2000 News Story

Kingdom marks International Desertification Day

In a speech marking the international day for combating desertification, which falls tomorrow, Minister of Agriculture and Water Dr. Abdullah Bin Abdulaziz Bin Muammar spoke of desertification as one of the most serious environmental problems, with its negative impact on food sources, human health, and people's way of life. Saudi Arabia, he said, has been concerned about the problem since the early 1960s, contributing regularly to the International Fund for Agricultural Development (IFAD), providing soft loans to developing countries, and extending assistance to them in times of natural disasters and emergencies. The Kingdom is a signatory to the United Nations Convention to Combat Desertification of June 17, 1994.

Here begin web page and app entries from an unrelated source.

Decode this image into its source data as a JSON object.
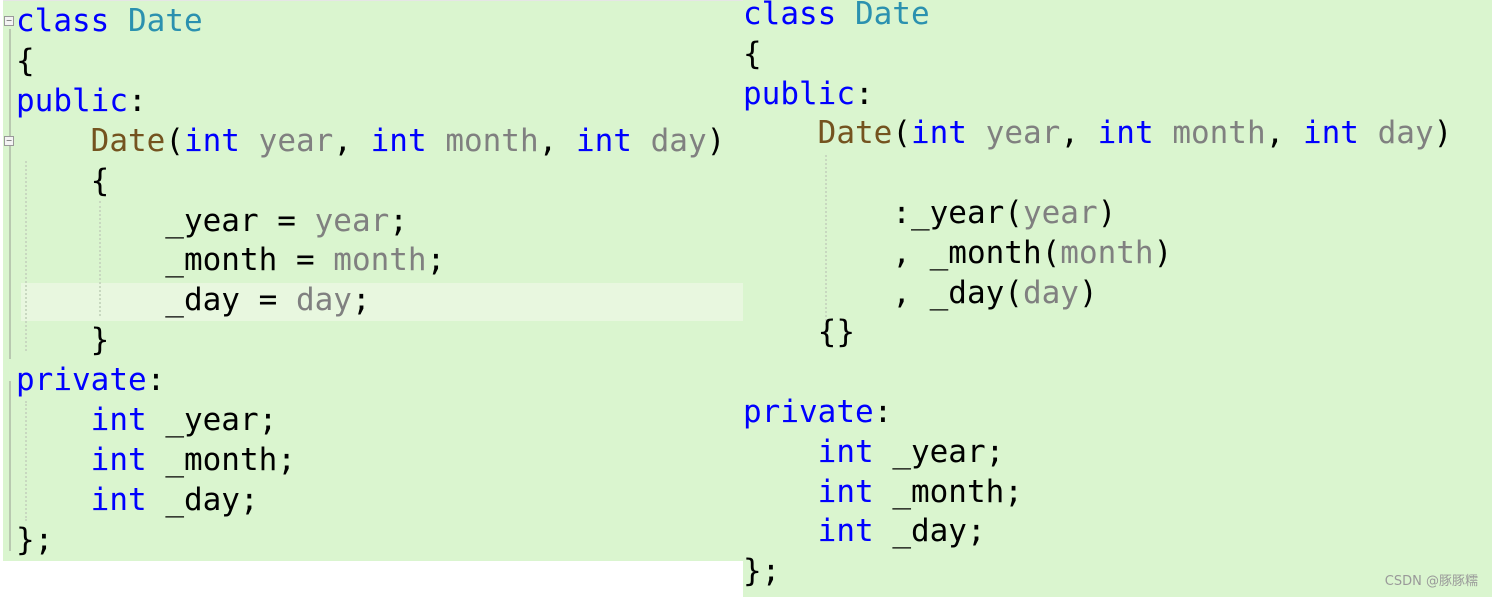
{
  "left_panel": {
    "lines": [
      [
        [
          "class ",
          "kw"
        ],
        [
          "Date",
          "ty"
        ]
      ],
      [
        [
          "{",
          ""
        ]
      ],
      [
        [
          "public",
          "kw"
        ],
        [
          ":",
          ""
        ]
      ],
      [
        [
          "    ",
          ""
        ],
        [
          "Date",
          "fn"
        ],
        [
          "(",
          ""
        ],
        [
          "int",
          "kw"
        ],
        [
          " ",
          ""
        ],
        [
          "year",
          "pa"
        ],
        [
          ", ",
          ""
        ],
        [
          "int",
          "kw"
        ],
        [
          " ",
          ""
        ],
        [
          "month",
          "pa"
        ],
        [
          ", ",
          ""
        ],
        [
          "int",
          "kw"
        ],
        [
          " ",
          ""
        ],
        [
          "day",
          "pa"
        ],
        [
          ")",
          ""
        ]
      ],
      [
        [
          "    {",
          ""
        ]
      ],
      [
        [
          "        _year = ",
          ""
        ],
        [
          "year",
          "pa"
        ],
        [
          ";",
          ""
        ]
      ],
      [
        [
          "        _month = ",
          ""
        ],
        [
          "month",
          "pa"
        ],
        [
          ";",
          ""
        ]
      ],
      [
        [
          "        _day = ",
          ""
        ],
        [
          "day",
          "pa"
        ],
        [
          ";",
          ""
        ]
      ],
      [
        [
          "    }",
          ""
        ]
      ],
      [
        [
          "private",
          "kw"
        ],
        [
          ":",
          ""
        ]
      ],
      [
        [
          "    ",
          ""
        ],
        [
          "int",
          "kw"
        ],
        [
          " _year;",
          ""
        ]
      ],
      [
        [
          "    ",
          ""
        ],
        [
          "int",
          "kw"
        ],
        [
          " _month;",
          ""
        ]
      ],
      [
        [
          "    ",
          ""
        ],
        [
          "int",
          "kw"
        ],
        [
          " _day;",
          ""
        ]
      ],
      [
        [
          "};",
          ""
        ]
      ]
    ]
  },
  "right_panel": {
    "lines": [
      [
        [
          "class ",
          "kw"
        ],
        [
          "Date",
          "ty"
        ]
      ],
      [
        [
          "{",
          ""
        ]
      ],
      [
        [
          "public",
          "kw"
        ],
        [
          ":",
          ""
        ]
      ],
      [
        [
          "    ",
          ""
        ],
        [
          "Date",
          "fn"
        ],
        [
          "(",
          ""
        ],
        [
          "int",
          "kw"
        ],
        [
          " ",
          ""
        ],
        [
          "year",
          "pa"
        ],
        [
          ", ",
          ""
        ],
        [
          "int",
          "kw"
        ],
        [
          " ",
          ""
        ],
        [
          "month",
          "pa"
        ],
        [
          ", ",
          ""
        ],
        [
          "int",
          "kw"
        ],
        [
          " ",
          ""
        ],
        [
          "day",
          "pa"
        ],
        [
          ")",
          ""
        ]
      ],
      [],
      [
        [
          "        :_year(",
          ""
        ],
        [
          "year",
          "pa"
        ],
        [
          ")",
          ""
        ]
      ],
      [
        [
          "        , _month(",
          ""
        ],
        [
          "month",
          "pa"
        ],
        [
          ")",
          ""
        ]
      ],
      [
        [
          "        , _day(",
          ""
        ],
        [
          "day",
          "pa"
        ],
        [
          ")",
          ""
        ]
      ],
      [
        [
          "    {}",
          ""
        ]
      ],
      [],
      [
        [
          "private",
          "kw"
        ],
        [
          ":",
          ""
        ]
      ],
      [
        [
          "    ",
          ""
        ],
        [
          "int",
          "kw"
        ],
        [
          " _year;",
          ""
        ]
      ],
      [
        [
          "    ",
          ""
        ],
        [
          "int",
          "kw"
        ],
        [
          " _month;",
          ""
        ]
      ],
      [
        [
          "    ",
          ""
        ],
        [
          "int",
          "kw"
        ],
        [
          " _day;",
          ""
        ]
      ],
      [
        [
          "};",
          ""
        ]
      ]
    ]
  },
  "watermark": "CSDN @豚豚糯",
  "colors": {
    "background": "#daf5cf",
    "keyword": "#0000ff",
    "type": "#2b91af",
    "function": "#74531f",
    "parameter": "#808080"
  }
}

Saudi Arabia, Dr. Muammar explained, lies within the globe's desert zone.  Aware of the hazards of urbanization, unplanned pastureland, and tree-felling that exacerbate the problem of desertification, the Kingdom has taken measures over the past thirty years to preserve the country's natural environment, such as monitoring changes, conducting research and training, developing water resources, preventing the creeping of sand dunes, and expanding green open spaces. Although there are climatic elements, including lack of rainfall and high temperatures, drought is only part of the phenomenon of desertification, since there is no evidence of any fundamental climate change in the Arabian Peninsula. The major reason for desertification is the increase in human activities, such as intensified exploitation of agricultural land, irrational management of resources, misguided use of pasture, and haphazard irrigation.
Quoting figures on desertification, Dr. Muammar reported that the world annually loses 24 billion tons of surface soil; and that desertification is affecting about 70 percent of agricultural land in 110 countries worldwide, 2.5 billion hectares of it in Asia and Africa. According to the United Nations Environment Program (UNEP), the global financial loss from desertification amounts to U.S. $ 4 billion each year. Food sources for one-sixth of the world's population are endangered, and nearly 135 million people face the threat of displacement in search of food resources.